▶ **Required action**: Lines from the records below that contain the word "values" are to be copied out.

[Supplied material — start]

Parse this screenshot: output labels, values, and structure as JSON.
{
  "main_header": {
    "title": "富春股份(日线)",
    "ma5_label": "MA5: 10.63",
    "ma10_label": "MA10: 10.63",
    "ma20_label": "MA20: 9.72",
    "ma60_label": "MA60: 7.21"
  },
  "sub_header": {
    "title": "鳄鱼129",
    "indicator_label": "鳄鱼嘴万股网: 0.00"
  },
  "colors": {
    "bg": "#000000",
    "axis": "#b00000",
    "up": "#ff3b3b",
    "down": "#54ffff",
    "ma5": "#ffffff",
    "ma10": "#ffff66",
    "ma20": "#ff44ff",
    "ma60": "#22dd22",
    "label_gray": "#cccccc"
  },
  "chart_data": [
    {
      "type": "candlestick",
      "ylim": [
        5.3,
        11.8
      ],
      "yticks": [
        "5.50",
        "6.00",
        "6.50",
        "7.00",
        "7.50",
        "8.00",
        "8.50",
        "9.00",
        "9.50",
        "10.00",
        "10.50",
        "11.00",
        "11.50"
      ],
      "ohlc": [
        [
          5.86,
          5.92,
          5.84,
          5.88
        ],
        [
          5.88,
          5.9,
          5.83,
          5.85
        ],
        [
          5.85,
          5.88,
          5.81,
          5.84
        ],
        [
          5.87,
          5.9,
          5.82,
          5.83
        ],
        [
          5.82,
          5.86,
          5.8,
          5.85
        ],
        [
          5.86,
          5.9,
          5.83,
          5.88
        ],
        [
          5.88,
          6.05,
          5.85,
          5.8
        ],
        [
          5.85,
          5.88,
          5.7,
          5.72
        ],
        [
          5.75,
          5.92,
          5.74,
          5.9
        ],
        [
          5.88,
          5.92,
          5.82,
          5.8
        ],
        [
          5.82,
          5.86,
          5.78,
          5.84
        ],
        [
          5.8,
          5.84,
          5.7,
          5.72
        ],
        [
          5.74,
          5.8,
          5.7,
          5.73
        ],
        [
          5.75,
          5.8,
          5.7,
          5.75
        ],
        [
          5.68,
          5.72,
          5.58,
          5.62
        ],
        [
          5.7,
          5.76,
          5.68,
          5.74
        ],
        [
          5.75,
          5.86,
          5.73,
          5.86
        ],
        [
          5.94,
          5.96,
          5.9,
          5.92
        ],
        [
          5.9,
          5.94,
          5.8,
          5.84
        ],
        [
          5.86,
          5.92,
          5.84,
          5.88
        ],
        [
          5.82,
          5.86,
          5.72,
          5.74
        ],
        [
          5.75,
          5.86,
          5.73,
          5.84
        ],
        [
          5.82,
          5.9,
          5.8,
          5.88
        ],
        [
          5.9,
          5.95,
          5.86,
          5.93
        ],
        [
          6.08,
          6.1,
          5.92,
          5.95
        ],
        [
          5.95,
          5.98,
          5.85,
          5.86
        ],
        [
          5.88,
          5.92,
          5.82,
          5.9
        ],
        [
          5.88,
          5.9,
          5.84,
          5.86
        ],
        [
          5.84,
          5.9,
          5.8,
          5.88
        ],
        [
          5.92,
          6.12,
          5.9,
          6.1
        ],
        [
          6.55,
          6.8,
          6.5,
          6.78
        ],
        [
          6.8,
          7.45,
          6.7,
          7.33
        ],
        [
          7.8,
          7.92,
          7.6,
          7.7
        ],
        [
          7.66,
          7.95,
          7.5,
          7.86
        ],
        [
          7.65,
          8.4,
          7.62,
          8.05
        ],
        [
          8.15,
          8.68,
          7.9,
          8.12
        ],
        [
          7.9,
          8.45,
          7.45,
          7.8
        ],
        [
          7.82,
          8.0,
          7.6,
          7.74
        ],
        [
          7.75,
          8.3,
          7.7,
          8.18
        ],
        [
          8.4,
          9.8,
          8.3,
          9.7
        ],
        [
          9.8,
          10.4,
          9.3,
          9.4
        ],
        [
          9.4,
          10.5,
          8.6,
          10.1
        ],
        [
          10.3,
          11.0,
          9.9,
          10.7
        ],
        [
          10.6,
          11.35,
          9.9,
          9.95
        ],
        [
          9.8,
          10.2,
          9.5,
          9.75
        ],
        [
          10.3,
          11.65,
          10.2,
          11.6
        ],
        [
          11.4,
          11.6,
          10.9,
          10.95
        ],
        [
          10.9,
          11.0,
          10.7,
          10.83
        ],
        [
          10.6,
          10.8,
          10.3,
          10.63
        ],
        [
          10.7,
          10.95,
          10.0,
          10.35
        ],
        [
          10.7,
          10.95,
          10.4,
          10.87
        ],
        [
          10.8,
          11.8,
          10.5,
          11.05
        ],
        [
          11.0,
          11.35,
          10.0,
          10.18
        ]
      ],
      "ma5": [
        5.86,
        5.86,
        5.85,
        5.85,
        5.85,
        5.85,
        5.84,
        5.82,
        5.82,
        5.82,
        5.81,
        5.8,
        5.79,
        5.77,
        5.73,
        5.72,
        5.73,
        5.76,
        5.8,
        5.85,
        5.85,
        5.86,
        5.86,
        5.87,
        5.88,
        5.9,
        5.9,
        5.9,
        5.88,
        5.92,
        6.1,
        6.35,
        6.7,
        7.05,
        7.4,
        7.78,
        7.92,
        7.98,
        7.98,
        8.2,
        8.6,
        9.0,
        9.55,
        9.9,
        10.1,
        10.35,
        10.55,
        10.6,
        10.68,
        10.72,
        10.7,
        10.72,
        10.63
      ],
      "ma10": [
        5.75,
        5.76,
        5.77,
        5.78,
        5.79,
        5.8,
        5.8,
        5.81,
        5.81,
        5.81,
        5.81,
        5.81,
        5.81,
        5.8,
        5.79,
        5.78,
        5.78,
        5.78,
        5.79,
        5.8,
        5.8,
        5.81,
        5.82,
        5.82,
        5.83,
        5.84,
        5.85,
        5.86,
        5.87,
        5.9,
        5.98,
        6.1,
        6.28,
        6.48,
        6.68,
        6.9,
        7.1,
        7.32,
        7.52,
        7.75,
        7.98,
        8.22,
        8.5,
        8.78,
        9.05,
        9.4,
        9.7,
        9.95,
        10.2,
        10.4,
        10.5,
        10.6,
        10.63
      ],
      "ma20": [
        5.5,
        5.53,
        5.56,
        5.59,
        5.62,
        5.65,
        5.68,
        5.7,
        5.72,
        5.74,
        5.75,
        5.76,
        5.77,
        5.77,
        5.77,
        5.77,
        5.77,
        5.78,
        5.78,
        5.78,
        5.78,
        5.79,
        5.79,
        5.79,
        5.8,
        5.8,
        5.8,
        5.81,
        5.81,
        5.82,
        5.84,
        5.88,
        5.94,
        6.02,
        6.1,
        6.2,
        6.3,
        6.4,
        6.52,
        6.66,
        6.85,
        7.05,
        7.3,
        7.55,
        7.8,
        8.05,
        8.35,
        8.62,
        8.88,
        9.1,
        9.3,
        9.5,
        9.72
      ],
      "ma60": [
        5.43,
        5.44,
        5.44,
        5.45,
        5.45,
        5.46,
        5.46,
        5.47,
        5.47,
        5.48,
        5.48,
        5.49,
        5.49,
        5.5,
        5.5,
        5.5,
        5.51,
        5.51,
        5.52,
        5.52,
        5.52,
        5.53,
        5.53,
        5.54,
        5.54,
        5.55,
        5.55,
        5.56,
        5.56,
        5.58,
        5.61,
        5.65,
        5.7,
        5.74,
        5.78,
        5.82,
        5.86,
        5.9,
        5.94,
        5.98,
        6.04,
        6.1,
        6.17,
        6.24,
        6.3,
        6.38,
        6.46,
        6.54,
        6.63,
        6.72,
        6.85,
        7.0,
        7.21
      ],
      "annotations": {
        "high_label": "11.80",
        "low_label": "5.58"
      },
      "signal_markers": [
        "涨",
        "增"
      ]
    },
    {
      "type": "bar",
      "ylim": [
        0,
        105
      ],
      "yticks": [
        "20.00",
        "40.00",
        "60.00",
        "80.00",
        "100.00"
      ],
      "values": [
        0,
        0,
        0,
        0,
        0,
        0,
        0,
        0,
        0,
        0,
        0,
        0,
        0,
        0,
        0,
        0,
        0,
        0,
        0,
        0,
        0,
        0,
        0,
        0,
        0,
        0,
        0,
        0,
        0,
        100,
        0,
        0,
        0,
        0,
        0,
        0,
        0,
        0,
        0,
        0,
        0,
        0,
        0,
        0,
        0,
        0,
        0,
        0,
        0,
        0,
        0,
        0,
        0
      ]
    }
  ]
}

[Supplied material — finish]

▶ **Output below**:
Parse this screenshot: output labels, values, and structure as JSON.
      "values": [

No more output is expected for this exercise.